Going around the internet recently is a photo of a sign quoting John Stuart Mill “Landlords Get Rich In Their Sleep.” The sign is apparently in a bank, suggesting that the bank thinks it would be a good idea for you to get a loan enabling you to own property, but the meme seems intended to criticize the idea that being a landlord is a good thing, by supplying the passage from Principles of Political Economy from which the quote is ostensibly drawn. The meme creator has posted the following: “Landlords grow rich in their sleep without working, risking or economizing. The increase in the value of the land, arising as it does from the efforts of an entire community, should belong to the community and not to the individual who might hold title.” But that’s not quite what Mill says. The meme cites Book V, chapter 2, section 5 as the source. The first sentence in the meme is mostly accurate, but the second sentence is not in the text at all.

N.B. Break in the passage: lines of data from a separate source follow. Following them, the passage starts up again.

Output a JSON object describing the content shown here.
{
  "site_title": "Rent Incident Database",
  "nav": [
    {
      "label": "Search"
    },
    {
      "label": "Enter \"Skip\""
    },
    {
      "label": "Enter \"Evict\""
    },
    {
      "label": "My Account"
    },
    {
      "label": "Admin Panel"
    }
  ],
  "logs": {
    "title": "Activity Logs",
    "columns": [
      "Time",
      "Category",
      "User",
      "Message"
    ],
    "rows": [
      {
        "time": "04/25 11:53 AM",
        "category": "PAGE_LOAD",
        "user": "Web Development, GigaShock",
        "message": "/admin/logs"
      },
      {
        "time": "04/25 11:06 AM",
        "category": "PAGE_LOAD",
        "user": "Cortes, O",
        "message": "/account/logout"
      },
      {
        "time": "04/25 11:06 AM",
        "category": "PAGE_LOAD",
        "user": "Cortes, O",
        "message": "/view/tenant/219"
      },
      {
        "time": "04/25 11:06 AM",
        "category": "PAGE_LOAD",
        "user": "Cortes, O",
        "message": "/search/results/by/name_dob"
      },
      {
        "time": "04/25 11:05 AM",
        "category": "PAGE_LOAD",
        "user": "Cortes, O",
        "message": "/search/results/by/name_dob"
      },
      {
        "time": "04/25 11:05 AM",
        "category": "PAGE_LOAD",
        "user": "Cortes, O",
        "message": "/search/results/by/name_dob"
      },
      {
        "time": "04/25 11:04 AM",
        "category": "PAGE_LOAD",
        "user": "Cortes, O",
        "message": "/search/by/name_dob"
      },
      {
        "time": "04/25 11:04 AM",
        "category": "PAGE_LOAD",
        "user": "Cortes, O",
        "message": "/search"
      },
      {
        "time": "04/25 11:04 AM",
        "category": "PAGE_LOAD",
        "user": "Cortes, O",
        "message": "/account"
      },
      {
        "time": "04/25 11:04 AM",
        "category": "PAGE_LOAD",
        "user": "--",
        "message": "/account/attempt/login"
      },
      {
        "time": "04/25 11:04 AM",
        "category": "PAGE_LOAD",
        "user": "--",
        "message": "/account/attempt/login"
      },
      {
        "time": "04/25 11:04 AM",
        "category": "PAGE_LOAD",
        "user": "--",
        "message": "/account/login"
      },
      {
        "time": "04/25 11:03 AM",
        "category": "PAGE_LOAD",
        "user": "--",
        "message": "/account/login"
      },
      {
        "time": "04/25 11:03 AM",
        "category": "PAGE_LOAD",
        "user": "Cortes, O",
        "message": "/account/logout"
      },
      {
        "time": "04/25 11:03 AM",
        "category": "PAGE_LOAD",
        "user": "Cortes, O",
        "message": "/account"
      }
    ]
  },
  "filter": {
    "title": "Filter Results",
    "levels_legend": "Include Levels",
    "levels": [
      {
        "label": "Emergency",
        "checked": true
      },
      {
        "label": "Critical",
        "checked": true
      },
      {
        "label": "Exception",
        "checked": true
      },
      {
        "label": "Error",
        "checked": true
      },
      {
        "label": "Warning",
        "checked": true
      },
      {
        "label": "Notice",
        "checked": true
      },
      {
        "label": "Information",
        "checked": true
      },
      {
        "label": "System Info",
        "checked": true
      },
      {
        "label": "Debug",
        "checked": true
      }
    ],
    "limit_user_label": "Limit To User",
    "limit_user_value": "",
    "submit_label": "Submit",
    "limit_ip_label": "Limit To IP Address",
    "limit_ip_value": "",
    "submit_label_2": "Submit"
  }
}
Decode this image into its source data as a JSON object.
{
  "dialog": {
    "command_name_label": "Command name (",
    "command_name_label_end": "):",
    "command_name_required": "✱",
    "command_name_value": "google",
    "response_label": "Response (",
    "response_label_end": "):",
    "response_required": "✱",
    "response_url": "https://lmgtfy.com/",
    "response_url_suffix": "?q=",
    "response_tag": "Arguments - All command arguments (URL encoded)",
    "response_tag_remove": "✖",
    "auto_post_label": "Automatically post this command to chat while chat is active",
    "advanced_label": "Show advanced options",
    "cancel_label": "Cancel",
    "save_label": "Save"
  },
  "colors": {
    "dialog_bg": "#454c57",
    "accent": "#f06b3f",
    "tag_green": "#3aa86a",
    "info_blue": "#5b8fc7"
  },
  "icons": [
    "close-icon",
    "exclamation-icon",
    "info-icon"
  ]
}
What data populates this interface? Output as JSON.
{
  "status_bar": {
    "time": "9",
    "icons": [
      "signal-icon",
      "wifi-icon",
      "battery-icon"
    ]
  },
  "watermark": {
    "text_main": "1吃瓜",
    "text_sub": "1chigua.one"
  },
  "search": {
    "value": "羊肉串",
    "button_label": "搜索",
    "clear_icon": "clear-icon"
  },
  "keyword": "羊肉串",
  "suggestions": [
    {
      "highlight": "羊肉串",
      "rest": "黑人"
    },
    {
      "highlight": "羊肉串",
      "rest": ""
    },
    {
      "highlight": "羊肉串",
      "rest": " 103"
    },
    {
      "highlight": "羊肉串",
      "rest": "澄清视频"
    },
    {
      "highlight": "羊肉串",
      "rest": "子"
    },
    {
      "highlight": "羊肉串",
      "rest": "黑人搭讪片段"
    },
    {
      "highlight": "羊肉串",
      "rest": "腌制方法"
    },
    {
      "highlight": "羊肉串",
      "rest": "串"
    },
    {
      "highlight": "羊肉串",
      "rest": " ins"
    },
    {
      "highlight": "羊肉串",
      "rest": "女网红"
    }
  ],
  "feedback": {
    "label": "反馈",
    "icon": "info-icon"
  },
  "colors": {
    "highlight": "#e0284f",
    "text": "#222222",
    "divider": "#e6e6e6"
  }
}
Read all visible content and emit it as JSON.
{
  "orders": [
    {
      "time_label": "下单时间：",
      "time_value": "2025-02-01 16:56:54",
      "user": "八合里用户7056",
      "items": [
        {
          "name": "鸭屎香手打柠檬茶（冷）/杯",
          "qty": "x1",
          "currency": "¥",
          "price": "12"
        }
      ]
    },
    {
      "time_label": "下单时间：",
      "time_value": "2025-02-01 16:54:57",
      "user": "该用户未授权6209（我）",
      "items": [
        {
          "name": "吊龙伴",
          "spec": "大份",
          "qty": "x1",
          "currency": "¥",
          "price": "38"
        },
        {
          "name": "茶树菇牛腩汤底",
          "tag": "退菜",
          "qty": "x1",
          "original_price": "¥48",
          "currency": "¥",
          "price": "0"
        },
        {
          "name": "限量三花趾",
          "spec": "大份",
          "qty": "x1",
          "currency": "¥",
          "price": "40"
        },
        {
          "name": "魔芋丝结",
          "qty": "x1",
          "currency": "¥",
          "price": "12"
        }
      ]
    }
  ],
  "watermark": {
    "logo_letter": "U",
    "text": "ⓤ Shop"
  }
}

Mill is arguing in this section that it is not improper to tax landlords, because the value of land to which they have title accrues in value without them having to do anything. “Suppose that there is a kind of income which constantly tends to increase, without any exertion or sacrifice on the part of the owners…. In such a case it would be no violation of the principles on which private property is grounded, if the state should appropriate this increase of wealth, or part of it, as it arises…. Now this is actually the case with rent.” Mill is certainly not saying, as the meme implies, that landlords aren’t entitled to rents, only that it’s not unjust to tax them on rents.
But there’s a different level on which the meme is wrong-headed, and wrong to conscript Mill into its purpose. The word “landlord” had a slightly different meaning in the 1840s than it does today. Landlords used to be literal lords, who had title to lands on the basis of royal privilege. While it might be fair to characterize them as not working or taking risks, it’s certainly false in today’s context. While we continue to use the same word, landlords of today aren’t literal lords, just regular people who own properties from which they can derive rental income. This very obviously does involve work and risk. Mid-19th-century objections to aristocratic landlordism do not tell us anything about today’s rental market, nor do they undermine the reality of the work and risk a property owner of today must incur, and without which there’d be an even greater housing shortage. Apartment buildings don’t grow on trees.